#### [WHAT IS BEING ASKED]
Each line in the records that mentions the word "primatora" needs to be listed.

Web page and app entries
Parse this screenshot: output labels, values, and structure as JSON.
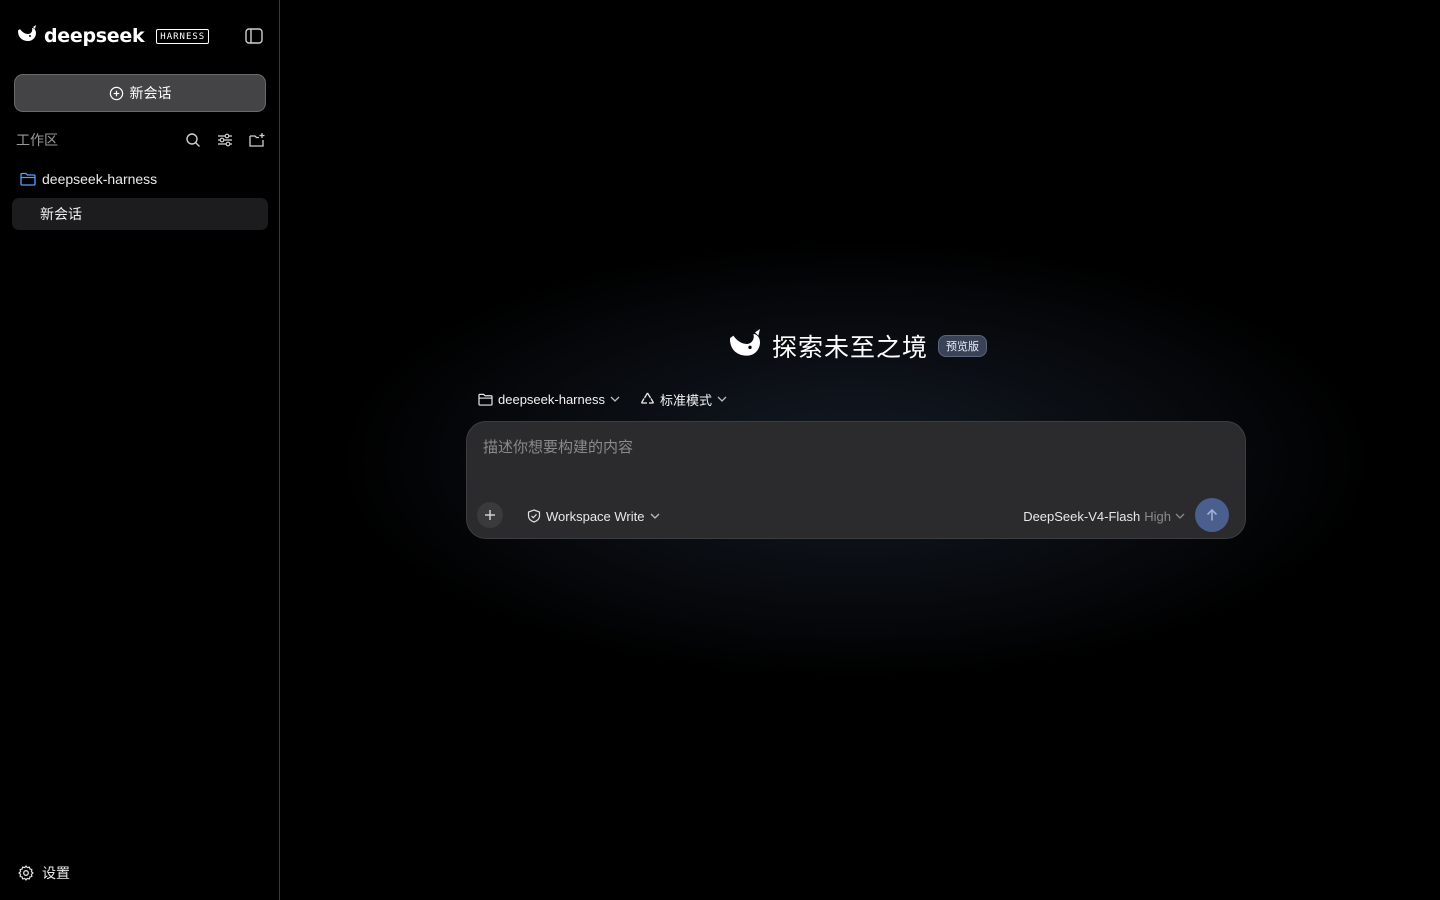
{
  "sidebar": {
    "brand_name": "deepseek",
    "brand_tag": "HARNESS",
    "toggle_icon": "sidebar-toggle-icon",
    "new_chat_label": "新会话",
    "workspace_label": "工作区",
    "workspace_tools": [
      "search-icon",
      "filter-icon",
      "new-folder-icon"
    ],
    "project_name": "deepseek-harness",
    "chats": [
      {
        "label": "新会话",
        "active": true
      }
    ],
    "settings_label": "设置"
  },
  "main": {
    "hero_title": "探索未至之境",
    "hero_badge": "预览版",
    "project_selector": "deepseek-harness",
    "mode_selector": "标准模式",
    "composer": {
      "placeholder": "描述你想要构建的内容",
      "value": "",
      "permission": "Workspace Write",
      "model": "DeepSeek-V4-Flash",
      "level": "High"
    }
  },
  "colors": {
    "accent": "#4a5f8e",
    "folder_blue": "#5b9cff",
    "badge_bg": "#3a4256"
  }
}
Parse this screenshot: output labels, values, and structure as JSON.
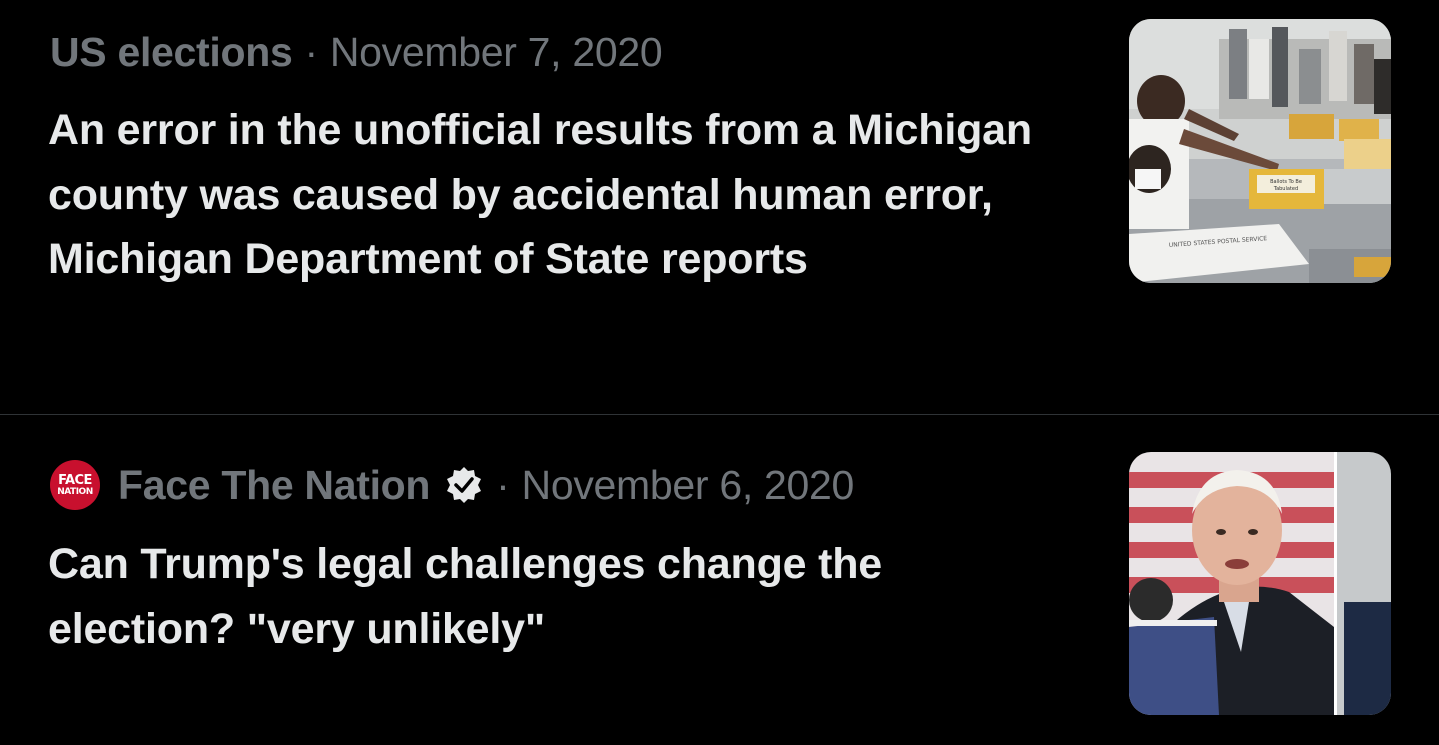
{
  "items": [
    {
      "topic": "US elections",
      "separator": "·",
      "date": "November 7, 2020",
      "headline": "An error in the unofficial results from a Michigan county was caused by accidental human error, Michigan Department of State reports",
      "thumbnail": {
        "box_label": "Ballots To Be Tabulated",
        "tray_label": "UNITED STATES POSTAL SERVICE"
      }
    },
    {
      "source_logo": {
        "line1": "FACE",
        "line2": "NATION",
        "color": "#c8102e"
      },
      "source": "Face The Nation",
      "verified_icon": "verified-badge-icon",
      "separator": "·",
      "date": "November 6, 2020",
      "headline": "Can Trump's legal challenges change the election? \"very unlikely\""
    }
  ],
  "colors": {
    "background": "#000000",
    "meta_text": "#71767b",
    "headline_text": "#e7e9ea",
    "divider": "#2f3336"
  }
}
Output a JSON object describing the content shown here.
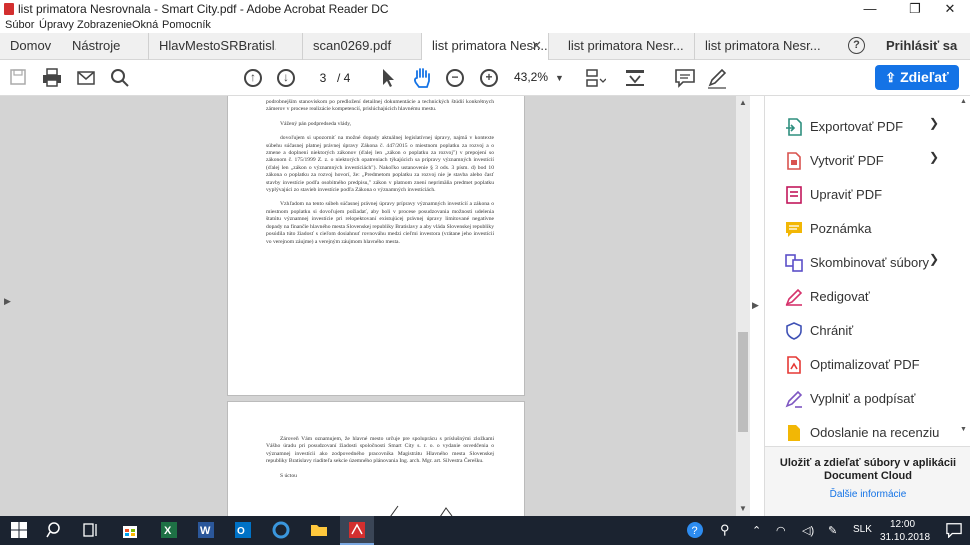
{
  "window": {
    "title": "list primatora Nesrovnala - Smart City.pdf - Adobe Acrobat Reader DC",
    "minimize": "—",
    "maximize": "❐",
    "close": "✕"
  },
  "menu": [
    "Súbor",
    "Úpravy",
    "Zobrazenie",
    "Okná",
    "Pomocník"
  ],
  "tabs": [
    {
      "label": "Domov"
    },
    {
      "label": "Nástroje"
    },
    {
      "label": "HlavMestoSRBratisl..."
    },
    {
      "label": "scan0269.pdf"
    },
    {
      "label": "list primatora Nesr...",
      "active": true
    },
    {
      "label": "list primatora Nesr..."
    },
    {
      "label": "list primatora Nesr..."
    }
  ],
  "help_icon": "?",
  "signin": "Prihlásiť sa",
  "toolbar": {
    "page_current": "3",
    "page_total": "/ 4",
    "zoom": "43,2%",
    "share_label": "Zdieľať"
  },
  "document": {
    "page1_paragraphs": [
      "podrobnejším stanoviskom po predložení detailnej dokumentácie a technických štúdií konkrétnych zámerov v procese realizácie kompetencií, prislúchajúcich hlavnému mestu.",
      "Vážený pán podpredseda vlády,",
      "dovoľujem si upozorniť na možné dopady aktuálnej legislatívnej úpravy, najmä v kontexte súbehu súčasnej platnej právnej úpravy Zákona č. 447/2015 o miestnom poplatku za rozvoj a o zmene a doplnení niektorých zákonov (ďalej len „zákon o poplatku za rozvoj\") v prepojení so zákonom č. 175/1999 Z. z. o niektorých opatreniach týkajúcich sa prípravy významných investícií (ďalej len „zákon o významných investíciách\"). Nakoľko ustanovenie § 3 ods. 3 písm. d) bod 10 zákona o poplatku za rozvoj hovorí, že: „Predmetom poplatku za rozvoj nie je stavba alebo časť stavby investície podľa osobitného predpisu,\" zákon v platnom znení neprimäňa predmet poplatku vyplývajúci zo stavieb investície podľa Zákona o významných investíciách.",
      "Vzhľadom na tento súbeh súčasnej právnej úpravy prípravy významných investícií a zákona o miestnom poplatku si dovoľujem požiadať, aby boli v procese posudzovania možnosti udelenia štatútu významnej investície pri relopektovaní existujúcej právnej úpravy limitované negatívne dopady na finančie hlavného mesta Slovenskej republiky Bratislavy a aby vláda Slovenskej republiky posúdila túto žiadosť s cieľom dosiahnuť rovnováhu medzi cieľmi investora (vrátane jeho investícií vo verejnom záujme) a verejným záujmom hlavného mesta."
    ],
    "page2_paragraphs": [
      "Zároveň Vám oznamujem, že hlavné mesto určuje pre spoluprácu s príslušnými zložkami Vášho úradu pri posudzovaní žiadosti spoločnosti Smart City s. r. o. o vydanie osvedčenia o významnej investícii ako zodpovedného pracovníka Magistrátu Hlavného mesta Slovenskej republiky Bratislavy riaditeľa sekcie územného plánovania Ing. arch. Mgr. art. Silvestra Čerešku.",
      "S úctou"
    ]
  },
  "tools": [
    {
      "label": "Exportovať PDF",
      "icon": "export-pdf-icon",
      "color": "#2f8f7f",
      "chevron": true
    },
    {
      "label": "Vytvoriť PDF",
      "icon": "create-pdf-icon",
      "color": "#d9534f",
      "chevron": true
    },
    {
      "label": "Upraviť PDF",
      "icon": "edit-pdf-icon",
      "color": "#c2185b",
      "chevron": false
    },
    {
      "label": "Poznámka",
      "icon": "comment-icon",
      "color": "#f2b705",
      "chevron": false
    },
    {
      "label": "Skombinovať súbory",
      "icon": "combine-files-icon",
      "color": "#5b4fc8",
      "chevron": true
    },
    {
      "label": "Redigovať",
      "icon": "redact-icon",
      "color": "#d6336c",
      "chevron": false
    },
    {
      "label": "Chrániť",
      "icon": "protect-icon",
      "color": "#3f51b5",
      "chevron": false
    },
    {
      "label": "Optimalizovať PDF",
      "icon": "optimize-pdf-icon",
      "color": "#e53935",
      "chevron": false
    },
    {
      "label": "Vyplniť a podpísať",
      "icon": "fill-sign-icon",
      "color": "#7e57c2",
      "chevron": false
    },
    {
      "label": "Odoslanie na recenziu",
      "icon": "send-review-icon",
      "color": "#f2b705",
      "chevron": false
    }
  ],
  "promo": {
    "text": "Uložiť a zdieľať súbory v aplikácii Document Cloud",
    "link": "Ďalšie informácie"
  },
  "taskbar": {
    "language": "SLK",
    "time": "12:00",
    "date": "31.10.2018"
  }
}
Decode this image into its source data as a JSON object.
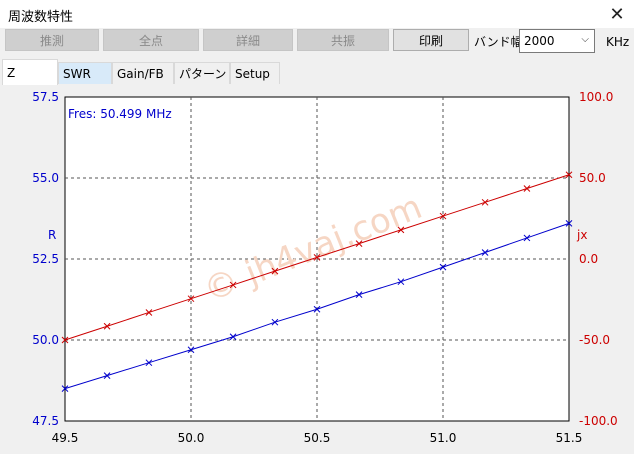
{
  "window": {
    "title": "周波数特性",
    "close_icon": "close-icon"
  },
  "toolbar": {
    "buttons": [
      {
        "label": "推測",
        "enabled": false
      },
      {
        "label": "全点",
        "enabled": false
      },
      {
        "label": "詳細",
        "enabled": false
      },
      {
        "label": "共振",
        "enabled": false
      },
      {
        "label": "印刷",
        "enabled": true
      }
    ],
    "band_label": "バンド幅",
    "band_value": "2000",
    "unit": "KHz"
  },
  "tabs": [
    {
      "label": "Z",
      "active": true
    },
    {
      "label": "SWR",
      "active": false
    },
    {
      "label": "Gain/FB",
      "active": false
    },
    {
      "label": "パターン",
      "active": false
    },
    {
      "label": "Setup",
      "active": false
    }
  ],
  "chart_data": {
    "type": "line",
    "annotation": "Fres: 50.499 MHz",
    "watermark": "© jh4vaj.com",
    "left_axis_label": "R",
    "right_axis_label": "jx",
    "x": [
      49.5,
      49.667,
      49.833,
      50.0,
      50.167,
      50.333,
      50.5,
      50.667,
      50.833,
      51.0,
      51.167,
      51.333,
      51.5
    ],
    "xlim": [
      49.5,
      51.5
    ],
    "x_ticks": [
      "49.5",
      "50.0",
      "50.5",
      "51.0",
      "51.5"
    ],
    "ylim_left": [
      47.5,
      57.5
    ],
    "y_ticks_left": [
      "57.5",
      "55.0",
      "52.5",
      "50.0",
      "47.5"
    ],
    "ylim_right": [
      -100,
      100
    ],
    "y_ticks_right": [
      "100.0",
      "50.0",
      "0.0",
      "-50.0",
      "-100.0"
    ],
    "grid": true,
    "series": [
      {
        "axis": "left",
        "color": "#0000cc",
        "values": [
          48.5,
          48.9,
          49.3,
          49.7,
          50.1,
          50.55,
          50.95,
          51.4,
          51.8,
          52.25,
          52.7,
          53.15,
          53.6
        ]
      },
      {
        "axis": "right",
        "color": "#cc0000",
        "values": [
          -50,
          -41.5,
          -33,
          -24.5,
          -16,
          -7.5,
          1,
          9.5,
          18,
          26.5,
          35,
          43.5,
          52
        ]
      }
    ]
  }
}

#### [WORKED SOLUTION]
    "title": "list primatora Nesrovnala - Smart City.pdf - Adobe Acrobat Reader DC",
      "label": "list primatora Nesr...",
      "label": "list primatora Nesr..."
      "label": "list primatora Nesr..."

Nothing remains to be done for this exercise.